Page and application data records
╭──
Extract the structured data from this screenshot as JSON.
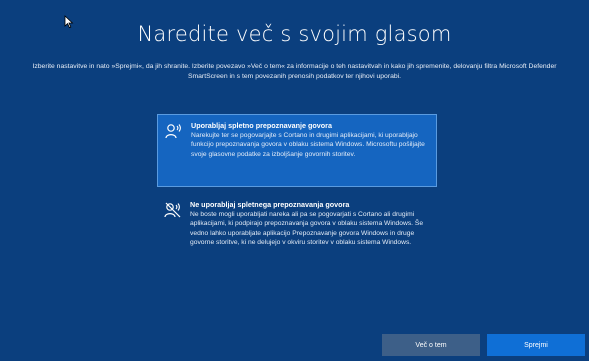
{
  "page": {
    "title": "Naredite več s svojim glasom",
    "subtitle": "Izberite nastavitve in nato »Sprejmi«, da jih shranite. Izberite povezavo »Več o tem« za informacije o teh nastavitvah in kako jih spremenite, delovanju filtra Microsoft Defender SmartScreen in s tem povezanih prenosih podatkov ter njihovi uporabi."
  },
  "options": [
    {
      "title": "Uporabljaj spletno prepoznavanje govora",
      "description": "Narekujte ter se pogovarjajte s Cortano in drugimi aplikacijami, ki uporabljajo funkcijo prepoznavanja govora v oblaku sistema Windows. Microsoftu pošiljajte svoje glasovne podatke za izboljšanje govornih storitev.",
      "selected": true,
      "icon": "speech-recognition-icon"
    },
    {
      "title": "Ne uporabljaj spletnega prepoznavanja govora",
      "description": "Ne boste mogli uporabljati nareka ali pa se pogovarjati s Cortano ali drugimi aplikacijami, ki podpirajo prepoznavanja govora v oblaku sistema Windows. Še vedno lahko uporabljate aplikacijo Prepoznavanje govora Windows in druge govorne storitve, ki ne delujejo v okviru storitev v oblaku sistema Windows.",
      "selected": false,
      "icon": "speech-recognition-off-icon"
    }
  ],
  "buttons": {
    "learn_more": "Več o tem",
    "accept": "Sprejmi"
  },
  "colors": {
    "background": "#0b3f7e",
    "selected_option": "#1565c0",
    "accept_button": "#0f6fd6",
    "secondary_button": "#3d5f88"
  }
}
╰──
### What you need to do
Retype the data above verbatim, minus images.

### Solution
Extract the structured data from this screenshot as JSON.
{
  "page": {
    "title": "Naredite več s svojim glasom",
    "subtitle": "Izberite nastavitve in nato »Sprejmi«, da jih shranite. Izberite povezavo »Več o tem« za informacije o teh nastavitvah in kako jih spremenite, delovanju filtra Microsoft Defender SmartScreen in s tem povezanih prenosih podatkov ter njihovi uporabi."
  },
  "options": [
    {
      "title": "Uporabljaj spletno prepoznavanje govora",
      "description": "Narekujte ter se pogovarjajte s Cortano in drugimi aplikacijami, ki uporabljajo funkcijo prepoznavanja govora v oblaku sistema Windows. Microsoftu pošiljajte svoje glasovne podatke za izboljšanje govornih storitev.",
      "selected": true,
      "icon": "speech-recognition-icon"
    },
    {
      "title": "Ne uporabljaj spletnega prepoznavanja govora",
      "description": "Ne boste mogli uporabljati nareka ali pa se pogovarjati s Cortano ali drugimi aplikacijami, ki podpirajo prepoznavanja govora v oblaku sistema Windows. Še vedno lahko uporabljate aplikacijo Prepoznavanje govora Windows in druge govorne storitve, ki ne delujejo v okviru storitev v oblaku sistema Windows.",
      "selected": false,
      "icon": "speech-recognition-off-icon"
    }
  ],
  "buttons": {
    "learn_more": "Več o tem",
    "accept": "Sprejmi"
  },
  "colors": {
    "background": "#0b3f7e",
    "selected_option": "#1565c0",
    "accept_button": "#0f6fd6",
    "secondary_button": "#3d5f88"
  }
}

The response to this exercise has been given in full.